    Universal Credit is paid on a monthly cycle. Where a tenant has a weekly rental liability, they will have to make either 4 or 5 rent payments in any one month. This means that claimants are ‘overpaid’ by UC in months where they have to make four rental payments and ‘underpaid’ where they make five. But over time this broadly balances itself out. It is impossible to accurately align weekly and monthly payment cycles at all points in time.

    Where a tenant makes a 53rd weekly rent payment on the last Monday of the 2019/20 year, only two days of that payment relates to a liability falling within that year (ie payment covering Monday and Tuesday of that week as Wednesday falls in the new year). Thus, five days of that payment is an advance payment for the following month and that month has only four Mondays and hence four rent payments. The combination of the advance rent payment and the ‘overpayment’ in April 2020 means that the shortfall is immediately recovered.

    There is a separate issue with respect to the way the calculation in the Universal Credit regulations converts a weekly liability into a monthly allowance. The conversion is achieved by multiplying the weekly rent by 52 and then dividing by 12. This effectively means one day’s rent a year (two days in a leap years) are not covered by UC. We are currently considering whether this formulation around weekly rents, and potentially other weekly amounts in the UC calculation, should be amended.”

    Amanda JB

    Hi Peter

    Regarding the last para here, would this not mean that every 5 years there would be a weeks rent short that has built up, or am in misunderstanding here?

    1 day short a year and 2 in the leap year = 7 days every 5 years

    Peter Barker

    Yes, the conversion of weekly rent to monthly UC leaves the claimant a tiny bit short in every month of every year and over 5/6 years it gradually accumulates to a whole week, if you remain on UC for that long.

    DWP say this is offset by the fact that weekly income is converted to monthly in the same way, which is advantageous to the claimant. This only helps claimants who have unearned income that counts for UC though: contribution based benefits, non-means tested benefits (mainly CA), private pensions and, for MACs, the older partner’s state pension.

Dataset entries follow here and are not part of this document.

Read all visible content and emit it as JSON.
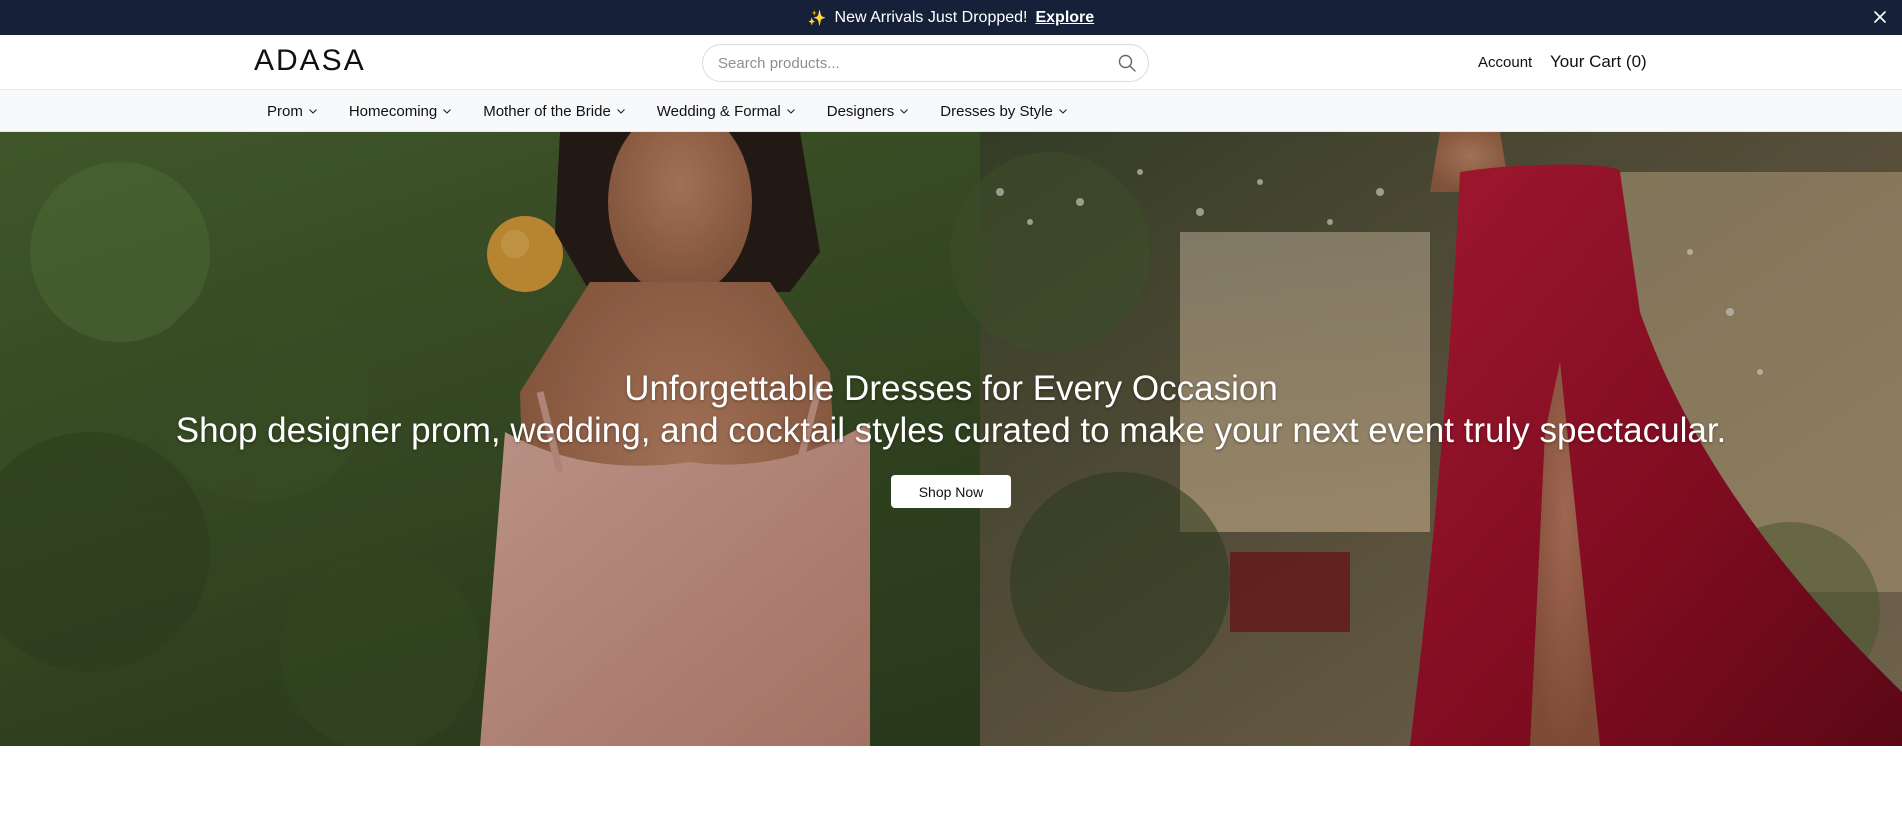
{
  "announcement": {
    "sparkle": "✨",
    "text": "New Arrivals Just Dropped!",
    "link": "Explore"
  },
  "header": {
    "logo": "ADASA",
    "search_placeholder": "Search products...",
    "account": "Account",
    "cart": "Your Cart (0)"
  },
  "nav": {
    "items": [
      {
        "label": "Prom"
      },
      {
        "label": "Homecoming"
      },
      {
        "label": "Mother of the Bride"
      },
      {
        "label": "Wedding & Formal"
      },
      {
        "label": "Designers"
      },
      {
        "label": "Dresses by Style"
      }
    ]
  },
  "hero": {
    "title": "Unforgettable Dresses for Every Occasion",
    "subtitle": "Shop designer prom, wedding, and cocktail styles curated to make your next event truly spectacular.",
    "cta": "Shop Now"
  },
  "colors": {
    "announce_bg": "#162038",
    "nav_bg": "#f8f9fb",
    "accent_dress_pink": "#d9a191",
    "accent_dress_red": "#a3122a"
  }
}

    Hi, my mind is blown – maybe it’s my age! Please can you help me explain this to my client as I can’t get it through my head!

    I have a customer – she is being charged rent this year from 1.4.24 to 6.4.25 – 53 weeks in total.
    She has 4 rent free weeks, so over this next rent year she is expected to pay £125.02 49 times, a total amount of £6127.45

    Her UC housing costs are being paid monthly at £500.20 – UCHC calculated as £125.05 per week x 48 weeks / 12 months – she will receive 12 payments over the year totalling £6002.40

    According to this calculation – she is underpaid by 1 week.


    but she got a housing element immediately before 1 April 2024 – and will carry on getting a housing element at the end of this year – you need to not look at ir as a yearly snapshot – you need to look at it as on ongoing rent charge with UC paying in monthly installments.

    She wont have a rent increase until 6 April 2025 – her UC award which includes that date wil include the new rent from the start of that assessment period. Shes likely to “win” a bit at that point.
    have a look at this thread on Rightsnet

Viewing 6 posts - 1 through 6 (of 6 total)
  • You must be logged in to reply to this topic.